The Hypnotist’s Love Story by Liane Moriarty – Not a romance, but a romantic romp. Heavy chick lit. 3/5.
Unbroken by Laura Hildebrand – Great story, but pedantic story-telling. Worth it for the message. 2/5.
Survivor by Chuck Palahniuk — Do not read this before flying cross-country on a plane. 3.5/5.
You Shall Known Our Velocity! by Dave Eggers — Dave Eggers’ prose is as wry as ever, but the plot meanders and there’s little heart to this one. 2/5.
Outlander by Diana Gabaldon – Starts off as a fun little fantasy romp, but midway through an overly long debut, it meanders into tired romance tropes with an unnecessarily disturbing and off-tone ending. 2/5.
Left Neglected by Lisa Genova – Another fascinating study of the brain. As ever, Genova’s intelligence shines through even when the plot and theme are a bit tired. 3.5/5
Fever Pitch by Nick Hornby – A love song for soccer (football for Hornby) sung with all of Hornby’s regular passion. 4/5.
All My Friends Are Superheroes by Andrew Kaufman – A weird pseudo-young adult satire, droll and adorable at times, just bewildering at others. 3/5.
Luckiest Girl Alive by Jessica Knoll – Hailed at the next Gillian Flynn, it’s a good beach read but lacks the depth or sociological significance of Gone Girl. 3/5.
The Children Act by Ian McEwan – More proof of why McEwan will forever be my favorite writer. Achingly tender and sad by turns. 4/5.
Where’d You Go, Bernadette by Maria Semple – A clever, well-written story with a few plotholes but enough heart to cover them. 3.5/5.
Station Elevan by Emily St. John Mandel – So close to being genius with a nice twist on the post-apocalpytic world, though it falls apart a bit in the third act. 3/5.
Olive Kitteridge by Elizabeth Strout – A series of short stories woven together through the strength and weaknesses of the title character – stellar writing. 4.5/5.
Orphan Train by Christina Baker Kline – Cliched and overdone, but a pleasant read with zero surprised. 3/5.
Redeployment by Philip Klay – Fantastic book about the aftermath of war – romanticized at points, but primarily realistic and with multiple angles. 5/5.
Fearless by Eric Blehm – A memoir not about what a man did, but who he was. 4/5.
Thank You For Your Service by David Finkel – Harsh but fantastic.

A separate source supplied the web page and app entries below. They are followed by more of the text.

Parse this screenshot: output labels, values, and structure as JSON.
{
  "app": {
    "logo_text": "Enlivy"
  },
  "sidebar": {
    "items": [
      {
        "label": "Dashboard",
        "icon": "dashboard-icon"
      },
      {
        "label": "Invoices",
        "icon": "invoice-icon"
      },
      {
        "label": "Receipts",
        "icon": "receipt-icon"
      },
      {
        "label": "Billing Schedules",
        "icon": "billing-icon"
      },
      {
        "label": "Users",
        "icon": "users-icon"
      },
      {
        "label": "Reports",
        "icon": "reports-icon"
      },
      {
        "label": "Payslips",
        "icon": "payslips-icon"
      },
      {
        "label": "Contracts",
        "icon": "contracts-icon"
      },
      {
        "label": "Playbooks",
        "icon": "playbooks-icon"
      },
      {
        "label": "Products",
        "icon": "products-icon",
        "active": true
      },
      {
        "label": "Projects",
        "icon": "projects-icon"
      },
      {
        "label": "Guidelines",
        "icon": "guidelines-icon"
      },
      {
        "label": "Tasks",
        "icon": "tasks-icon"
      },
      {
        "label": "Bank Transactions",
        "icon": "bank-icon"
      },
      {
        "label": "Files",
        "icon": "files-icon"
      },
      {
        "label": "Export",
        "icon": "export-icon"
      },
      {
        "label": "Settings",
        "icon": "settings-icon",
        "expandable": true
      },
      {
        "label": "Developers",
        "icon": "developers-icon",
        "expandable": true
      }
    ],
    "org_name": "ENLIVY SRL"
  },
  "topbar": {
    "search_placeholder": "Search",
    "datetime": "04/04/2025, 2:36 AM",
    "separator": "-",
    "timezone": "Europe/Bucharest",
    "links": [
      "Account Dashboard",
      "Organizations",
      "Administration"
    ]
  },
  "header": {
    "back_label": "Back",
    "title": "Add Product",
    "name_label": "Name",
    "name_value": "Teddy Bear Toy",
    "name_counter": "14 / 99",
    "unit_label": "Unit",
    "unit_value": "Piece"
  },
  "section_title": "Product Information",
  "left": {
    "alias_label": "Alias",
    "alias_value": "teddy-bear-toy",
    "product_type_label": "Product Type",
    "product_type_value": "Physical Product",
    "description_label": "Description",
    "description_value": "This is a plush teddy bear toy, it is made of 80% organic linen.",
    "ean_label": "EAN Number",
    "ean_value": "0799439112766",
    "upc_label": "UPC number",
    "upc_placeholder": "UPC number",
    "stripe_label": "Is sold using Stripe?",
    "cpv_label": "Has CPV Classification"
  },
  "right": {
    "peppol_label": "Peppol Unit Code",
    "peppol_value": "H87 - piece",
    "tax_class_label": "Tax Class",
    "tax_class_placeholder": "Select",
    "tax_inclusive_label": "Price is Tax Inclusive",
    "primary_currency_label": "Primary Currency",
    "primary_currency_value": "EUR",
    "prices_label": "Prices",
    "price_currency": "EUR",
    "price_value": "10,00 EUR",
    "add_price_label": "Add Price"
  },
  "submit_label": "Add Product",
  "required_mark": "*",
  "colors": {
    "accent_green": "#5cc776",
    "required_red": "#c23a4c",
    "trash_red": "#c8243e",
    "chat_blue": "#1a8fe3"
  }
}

Possibly the best book about war and its’ impacts that I’ve ever read. 5/5.
I Suck At Relationship So You Don’t Have To by Bethany Frankel – Guilty Pleasure? 2/5.

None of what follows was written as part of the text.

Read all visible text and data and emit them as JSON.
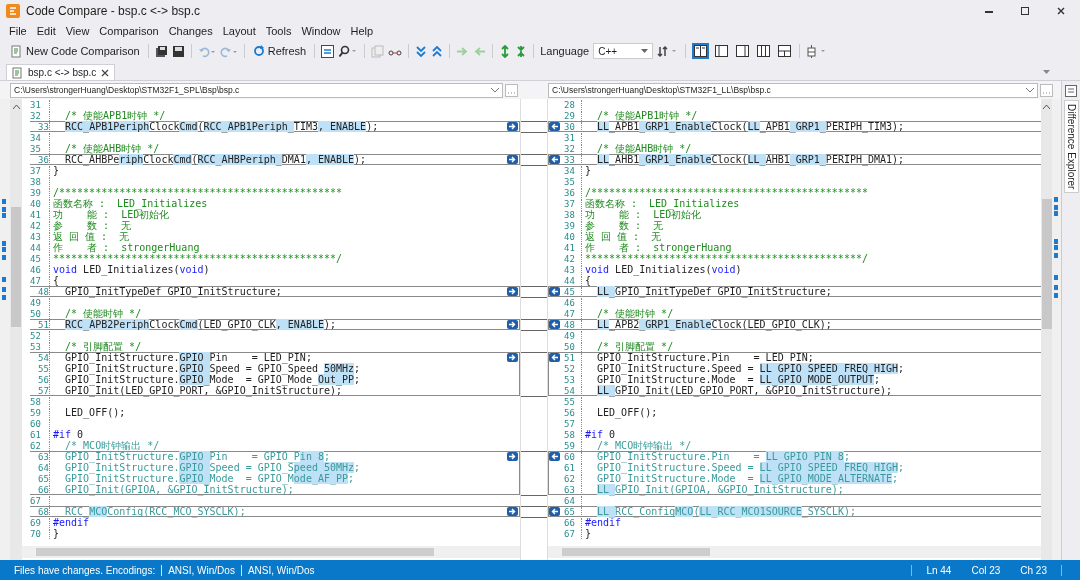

Is Everyone Hanging Out Without Me? by Mindy Kaling. – A more enjoyable guilty pleasure. 3/5.
Kiss & Make Up by Katie D. Anderson – For teenage girls and those who wish they still were teenagers. 4/5.
Lone Survivor by Marcus Luttrell – Compelling and horrifying – a dark memoir detailing stirring heroism by Americans and foreigners. 5/5.
Things We Set On Fire by Deborah Reed – A dark look at family, women, and the ties that bind. 3/5.
The Book Thief by Markus Zusak – Too dark for young adult, too light for adult – fascinating narrative structure. 3.5/5
The Corrections by Jonathan Franzen –
The Round House by Louise Erdrich
Paper Towns by John Green
The Burgess Boys by Elizabeth Strout
What Alice Forgot by Liane Moriarty
This Is Where I Leave You by Jonathan Tropper
Dark Places by Gillian Flynn
The Passage by Justin Cronin
The Twelve by Justin Cronin
Possession by A.S. Byatt
The Brief Wondrous Life of Oscar Wao by Junot Diaz
The Marriage Plot by Jeffrey Eugenides
Freedom by Jonathan Franzen
The Savage Detectives by Roberto Bolano
Under the Dome by Stephen King
The Heart Is a Lonely Hunter by Carson McCullers
Midaq Alley by Naguib Mafouz
The Interestings by Meg Wolitzer
The Green House by Mario Vargas Llosa
Miss Peregrine’s Home for Peculiar Children by Ransom Riggs
Divergent by Veronica Roth
Summer at Tiffany by Marjorie Hart
The Nanny Diaries by Emma McLaughlin and Nicola Kraus
Bridget Jones Diary by Helen Fielding
After the Workshop by John McNally
Faking It by Elisa Lorello
Love Walked In by Marisa de los Santos
Gone Girl by Gillian Flynn
The Fault In Our Stars by John Green
The Husband’s Secret by Lianne Moriarty
This Is How You Lose Her by Junot Diaz